**REQUIRED WORK**
Which lines in the data below contain the string "tooltip"? Show each one.

**MATERIAL TO PROCESS**
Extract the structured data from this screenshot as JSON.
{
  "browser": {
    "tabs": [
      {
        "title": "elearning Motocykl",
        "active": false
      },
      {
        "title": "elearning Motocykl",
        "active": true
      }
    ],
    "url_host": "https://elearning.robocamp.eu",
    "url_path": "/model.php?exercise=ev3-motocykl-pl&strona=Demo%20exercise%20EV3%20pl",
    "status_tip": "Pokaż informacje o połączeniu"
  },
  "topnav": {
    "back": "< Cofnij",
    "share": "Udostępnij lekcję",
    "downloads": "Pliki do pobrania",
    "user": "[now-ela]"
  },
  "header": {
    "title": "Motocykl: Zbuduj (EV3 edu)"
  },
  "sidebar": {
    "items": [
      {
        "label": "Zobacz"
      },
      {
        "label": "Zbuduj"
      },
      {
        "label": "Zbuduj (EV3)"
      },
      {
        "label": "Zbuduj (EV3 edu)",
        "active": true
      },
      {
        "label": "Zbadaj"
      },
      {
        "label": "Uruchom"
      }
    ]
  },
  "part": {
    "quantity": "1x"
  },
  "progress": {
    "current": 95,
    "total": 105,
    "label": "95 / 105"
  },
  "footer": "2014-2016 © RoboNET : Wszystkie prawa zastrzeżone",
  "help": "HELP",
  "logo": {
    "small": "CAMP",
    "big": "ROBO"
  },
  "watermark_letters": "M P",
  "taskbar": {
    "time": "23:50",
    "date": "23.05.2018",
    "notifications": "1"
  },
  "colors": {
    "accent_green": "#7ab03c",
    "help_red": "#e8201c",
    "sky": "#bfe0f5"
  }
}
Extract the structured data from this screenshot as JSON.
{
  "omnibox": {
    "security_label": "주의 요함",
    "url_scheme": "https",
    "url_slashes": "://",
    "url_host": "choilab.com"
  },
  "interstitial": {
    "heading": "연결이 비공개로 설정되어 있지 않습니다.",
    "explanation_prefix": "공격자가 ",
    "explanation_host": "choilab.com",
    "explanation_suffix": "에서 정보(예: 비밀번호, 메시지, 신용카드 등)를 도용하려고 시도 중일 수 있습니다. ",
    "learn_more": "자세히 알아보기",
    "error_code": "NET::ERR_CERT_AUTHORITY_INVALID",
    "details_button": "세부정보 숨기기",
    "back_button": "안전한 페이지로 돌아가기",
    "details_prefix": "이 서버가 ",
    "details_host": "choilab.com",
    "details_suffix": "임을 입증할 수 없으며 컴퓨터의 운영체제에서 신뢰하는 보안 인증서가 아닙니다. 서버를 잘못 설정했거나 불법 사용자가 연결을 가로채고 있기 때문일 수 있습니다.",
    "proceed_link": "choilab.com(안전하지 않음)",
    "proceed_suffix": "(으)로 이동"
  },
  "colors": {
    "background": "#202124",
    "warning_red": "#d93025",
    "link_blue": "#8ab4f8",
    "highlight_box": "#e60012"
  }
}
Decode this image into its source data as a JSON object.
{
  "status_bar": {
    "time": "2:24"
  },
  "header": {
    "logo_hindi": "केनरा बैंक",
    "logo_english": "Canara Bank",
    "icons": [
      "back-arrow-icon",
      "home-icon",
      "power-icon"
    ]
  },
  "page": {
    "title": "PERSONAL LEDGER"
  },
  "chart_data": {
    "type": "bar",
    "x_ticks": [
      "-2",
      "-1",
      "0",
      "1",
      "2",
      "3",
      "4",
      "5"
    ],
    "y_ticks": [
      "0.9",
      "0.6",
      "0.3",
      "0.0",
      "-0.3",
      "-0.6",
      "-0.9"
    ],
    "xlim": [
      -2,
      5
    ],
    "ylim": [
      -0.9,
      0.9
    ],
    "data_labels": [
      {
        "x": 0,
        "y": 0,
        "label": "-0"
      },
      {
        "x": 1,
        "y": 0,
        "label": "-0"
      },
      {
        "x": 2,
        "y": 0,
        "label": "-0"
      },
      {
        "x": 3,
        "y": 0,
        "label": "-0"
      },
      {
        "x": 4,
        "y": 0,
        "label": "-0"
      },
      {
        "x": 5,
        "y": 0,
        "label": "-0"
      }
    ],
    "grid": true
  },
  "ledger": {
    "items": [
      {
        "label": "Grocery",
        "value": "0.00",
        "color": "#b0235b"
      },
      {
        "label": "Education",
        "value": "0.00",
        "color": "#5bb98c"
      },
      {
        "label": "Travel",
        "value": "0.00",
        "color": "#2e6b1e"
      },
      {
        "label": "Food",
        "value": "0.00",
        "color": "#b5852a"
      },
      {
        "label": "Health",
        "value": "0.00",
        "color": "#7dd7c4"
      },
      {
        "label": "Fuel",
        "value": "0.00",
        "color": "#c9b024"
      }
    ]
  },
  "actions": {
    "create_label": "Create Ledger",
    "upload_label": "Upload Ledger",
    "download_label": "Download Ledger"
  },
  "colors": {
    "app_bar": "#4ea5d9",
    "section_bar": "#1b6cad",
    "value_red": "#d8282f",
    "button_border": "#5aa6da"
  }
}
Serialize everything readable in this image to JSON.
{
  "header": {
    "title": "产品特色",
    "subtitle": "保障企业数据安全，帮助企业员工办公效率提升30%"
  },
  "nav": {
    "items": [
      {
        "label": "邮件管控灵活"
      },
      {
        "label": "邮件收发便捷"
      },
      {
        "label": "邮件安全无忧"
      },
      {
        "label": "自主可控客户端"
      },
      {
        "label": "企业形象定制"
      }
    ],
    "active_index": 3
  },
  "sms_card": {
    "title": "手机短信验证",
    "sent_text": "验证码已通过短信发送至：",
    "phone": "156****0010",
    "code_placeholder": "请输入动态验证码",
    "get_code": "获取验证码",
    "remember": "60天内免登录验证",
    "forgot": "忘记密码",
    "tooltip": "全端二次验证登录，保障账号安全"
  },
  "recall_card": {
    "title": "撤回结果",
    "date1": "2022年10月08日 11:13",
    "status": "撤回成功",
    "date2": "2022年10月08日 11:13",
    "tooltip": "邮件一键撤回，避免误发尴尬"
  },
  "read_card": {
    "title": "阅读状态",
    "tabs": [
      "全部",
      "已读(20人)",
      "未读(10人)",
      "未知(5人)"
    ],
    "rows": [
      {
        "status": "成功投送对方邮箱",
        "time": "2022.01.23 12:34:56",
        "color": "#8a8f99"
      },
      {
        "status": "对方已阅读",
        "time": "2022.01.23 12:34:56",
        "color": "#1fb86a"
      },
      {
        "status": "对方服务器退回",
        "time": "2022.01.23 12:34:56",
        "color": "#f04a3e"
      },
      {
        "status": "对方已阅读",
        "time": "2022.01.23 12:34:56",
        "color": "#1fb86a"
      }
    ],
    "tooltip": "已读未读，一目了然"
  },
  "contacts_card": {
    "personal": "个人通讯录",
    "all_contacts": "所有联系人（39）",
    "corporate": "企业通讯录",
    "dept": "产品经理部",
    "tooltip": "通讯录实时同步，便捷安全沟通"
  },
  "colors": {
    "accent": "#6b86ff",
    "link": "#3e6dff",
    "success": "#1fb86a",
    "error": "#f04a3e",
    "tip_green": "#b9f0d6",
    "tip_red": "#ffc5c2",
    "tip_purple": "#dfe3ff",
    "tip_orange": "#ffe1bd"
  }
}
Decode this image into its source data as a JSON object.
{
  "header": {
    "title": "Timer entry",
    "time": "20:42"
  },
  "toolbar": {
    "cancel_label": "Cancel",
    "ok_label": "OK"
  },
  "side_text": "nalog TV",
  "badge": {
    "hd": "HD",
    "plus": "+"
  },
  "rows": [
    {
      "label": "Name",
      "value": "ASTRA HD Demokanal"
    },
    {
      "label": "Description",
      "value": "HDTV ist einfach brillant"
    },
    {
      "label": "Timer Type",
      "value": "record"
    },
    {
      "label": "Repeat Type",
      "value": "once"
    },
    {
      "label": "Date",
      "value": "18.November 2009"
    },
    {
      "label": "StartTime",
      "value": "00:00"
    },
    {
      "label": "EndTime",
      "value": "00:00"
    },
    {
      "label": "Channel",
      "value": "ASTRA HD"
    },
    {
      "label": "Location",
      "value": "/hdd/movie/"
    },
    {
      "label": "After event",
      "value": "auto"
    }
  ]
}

**RESPONSE BOX**
    "tooltip": "全端二次验证登录，保障账号安全"
    "tooltip": "邮件一键撤回，避免误发尴尬"
    "tooltip": "已读未读，一目了然"
    "tooltip": "通讯录实时同步，便捷安全沟通"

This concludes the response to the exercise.